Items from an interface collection
○ ○ ○ ○ ○

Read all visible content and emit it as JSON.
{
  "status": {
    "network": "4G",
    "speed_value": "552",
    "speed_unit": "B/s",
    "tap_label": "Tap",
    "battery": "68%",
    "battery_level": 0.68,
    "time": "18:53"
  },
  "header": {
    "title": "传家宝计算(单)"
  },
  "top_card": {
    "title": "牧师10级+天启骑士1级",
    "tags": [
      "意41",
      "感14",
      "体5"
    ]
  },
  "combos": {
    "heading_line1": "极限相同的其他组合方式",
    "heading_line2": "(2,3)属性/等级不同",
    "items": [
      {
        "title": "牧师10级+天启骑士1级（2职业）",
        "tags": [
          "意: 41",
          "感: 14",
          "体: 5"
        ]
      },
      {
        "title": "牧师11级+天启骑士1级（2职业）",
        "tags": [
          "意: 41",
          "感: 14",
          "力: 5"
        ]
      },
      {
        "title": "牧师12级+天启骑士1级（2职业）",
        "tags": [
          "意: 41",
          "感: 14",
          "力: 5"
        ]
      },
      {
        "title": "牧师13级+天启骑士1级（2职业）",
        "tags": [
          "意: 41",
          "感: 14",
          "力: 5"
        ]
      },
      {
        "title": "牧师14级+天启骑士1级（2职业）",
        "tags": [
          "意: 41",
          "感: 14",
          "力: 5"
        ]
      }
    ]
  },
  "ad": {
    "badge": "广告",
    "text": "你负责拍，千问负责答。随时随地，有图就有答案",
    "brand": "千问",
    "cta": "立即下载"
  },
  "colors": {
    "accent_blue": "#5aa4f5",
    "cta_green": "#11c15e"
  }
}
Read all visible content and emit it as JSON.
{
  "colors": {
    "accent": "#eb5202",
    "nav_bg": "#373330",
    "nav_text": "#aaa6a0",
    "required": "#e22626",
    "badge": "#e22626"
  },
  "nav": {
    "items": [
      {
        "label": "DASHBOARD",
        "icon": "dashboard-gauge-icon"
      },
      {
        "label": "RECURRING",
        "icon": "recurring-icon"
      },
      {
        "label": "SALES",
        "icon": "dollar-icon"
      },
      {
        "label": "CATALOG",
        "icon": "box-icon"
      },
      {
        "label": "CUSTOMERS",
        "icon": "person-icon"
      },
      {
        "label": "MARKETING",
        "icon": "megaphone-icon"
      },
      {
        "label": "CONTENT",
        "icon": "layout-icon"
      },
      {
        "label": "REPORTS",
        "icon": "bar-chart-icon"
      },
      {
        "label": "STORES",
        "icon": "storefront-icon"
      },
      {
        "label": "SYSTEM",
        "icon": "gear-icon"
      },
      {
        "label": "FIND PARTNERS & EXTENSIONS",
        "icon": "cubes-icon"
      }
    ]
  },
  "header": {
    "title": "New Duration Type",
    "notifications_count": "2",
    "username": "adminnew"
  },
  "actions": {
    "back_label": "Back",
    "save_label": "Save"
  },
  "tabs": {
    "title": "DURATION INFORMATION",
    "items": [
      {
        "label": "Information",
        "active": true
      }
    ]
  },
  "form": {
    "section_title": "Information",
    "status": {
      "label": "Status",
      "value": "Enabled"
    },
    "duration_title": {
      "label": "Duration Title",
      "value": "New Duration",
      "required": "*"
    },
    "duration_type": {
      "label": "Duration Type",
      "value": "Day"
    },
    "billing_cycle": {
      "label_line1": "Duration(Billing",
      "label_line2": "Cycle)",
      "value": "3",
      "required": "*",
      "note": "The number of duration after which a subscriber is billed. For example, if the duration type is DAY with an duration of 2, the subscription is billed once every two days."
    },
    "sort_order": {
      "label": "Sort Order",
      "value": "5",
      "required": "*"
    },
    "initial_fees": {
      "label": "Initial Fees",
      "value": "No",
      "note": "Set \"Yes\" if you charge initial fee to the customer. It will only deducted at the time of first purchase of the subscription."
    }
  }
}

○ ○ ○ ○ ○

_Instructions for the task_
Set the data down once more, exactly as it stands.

_Exercise result_
Read all visible content and emit it as JSON.
{
  "status": {
    "network": "4G",
    "speed_value": "552",
    "speed_unit": "B/s",
    "tap_label": "Tap",
    "battery": "68%",
    "battery_level": 0.68,
    "time": "18:53"
  },
  "header": {
    "title": "传家宝计算(单)"
  },
  "top_card": {
    "title": "牧师10级+天启骑士1级",
    "tags": [
      "意41",
      "感14",
      "体5"
    ]
  },
  "combos": {
    "heading_line1": "极限相同的其他组合方式",
    "heading_line2": "(2,3)属性/等级不同",
    "items": [
      {
        "title": "牧师10级+天启骑士1级（2职业）",
        "tags": [
          "意: 41",
          "感: 14",
          "体: 5"
        ]
      },
      {
        "title": "牧师11级+天启骑士1级（2职业）",
        "tags": [
          "意: 41",
          "感: 14",
          "力: 5"
        ]
      },
      {
        "title": "牧师12级+天启骑士1级（2职业）",
        "tags": [
          "意: 41",
          "感: 14",
          "力: 5"
        ]
      },
      {
        "title": "牧师13级+天启骑士1级（2职业）",
        "tags": [
          "意: 41",
          "感: 14",
          "力: 5"
        ]
      },
      {
        "title": "牧师14级+天启骑士1级（2职业）",
        "tags": [
          "意: 41",
          "感: 14",
          "力: 5"
        ]
      }
    ]
  },
  "ad": {
    "badge": "广告",
    "text": "你负责拍，千问负责答。随时随地，有图就有答案",
    "brand": "千问",
    "cta": "立即下载"
  },
  "colors": {
    "accent_blue": "#5aa4f5",
    "cta_green": "#11c15e"
  }
}
Read all visible content and emit it as JSON.
{
  "colors": {
    "accent": "#eb5202",
    "nav_bg": "#373330",
    "nav_text": "#aaa6a0",
    "required": "#e22626",
    "badge": "#e22626"
  },
  "nav": {
    "items": [
      {
        "label": "DASHBOARD",
        "icon": "dashboard-gauge-icon"
      },
      {
        "label": "RECURRING",
        "icon": "recurring-icon"
      },
      {
        "label": "SALES",
        "icon": "dollar-icon"
      },
      {
        "label": "CATALOG",
        "icon": "box-icon"
      },
      {
        "label": "CUSTOMERS",
        "icon": "person-icon"
      },
      {
        "label": "MARKETING",
        "icon": "megaphone-icon"
      },
      {
        "label": "CONTENT",
        "icon": "layout-icon"
      },
      {
        "label": "REPORTS",
        "icon": "bar-chart-icon"
      },
      {
        "label": "STORES",
        "icon": "storefront-icon"
      },
      {
        "label": "SYSTEM",
        "icon": "gear-icon"
      },
      {
        "label": "FIND PARTNERS & EXTENSIONS",
        "icon": "cubes-icon"
      }
    ]
  },
  "header": {
    "title": "New Duration Type",
    "notifications_count": "2",
    "username": "adminnew"
  },
  "actions": {
    "back_label": "Back",
    "save_label": "Save"
  },
  "tabs": {
    "title": "DURATION INFORMATION",
    "items": [
      {
        "label": "Information",
        "active": true
      }
    ]
  },
  "form": {
    "section_title": "Information",
    "status": {
      "label": "Status",
      "value": "Enabled"
    },
    "duration_title": {
      "label": "Duration Title",
      "value": "New Duration",
      "required": "*"
    },
    "duration_type": {
      "label": "Duration Type",
      "value": "Day"
    },
    "billing_cycle": {
      "label_line1": "Duration(Billing",
      "label_line2": "Cycle)",
      "value": "3",
      "required": "*",
      "note": "The number of duration after which a subscriber is billed. For example, if the duration type is DAY with an duration of 2, the subscription is billed once every two days."
    },
    "sort_order": {
      "label": "Sort Order",
      "value": "5",
      "required": "*"
    },
    "initial_fees": {
      "label": "Initial Fees",
      "value": "No",
      "note": "Set \"Yes\" if you charge initial fee to the customer. It will only deducted at the time of first purchase of the subscription."
    }
  }
}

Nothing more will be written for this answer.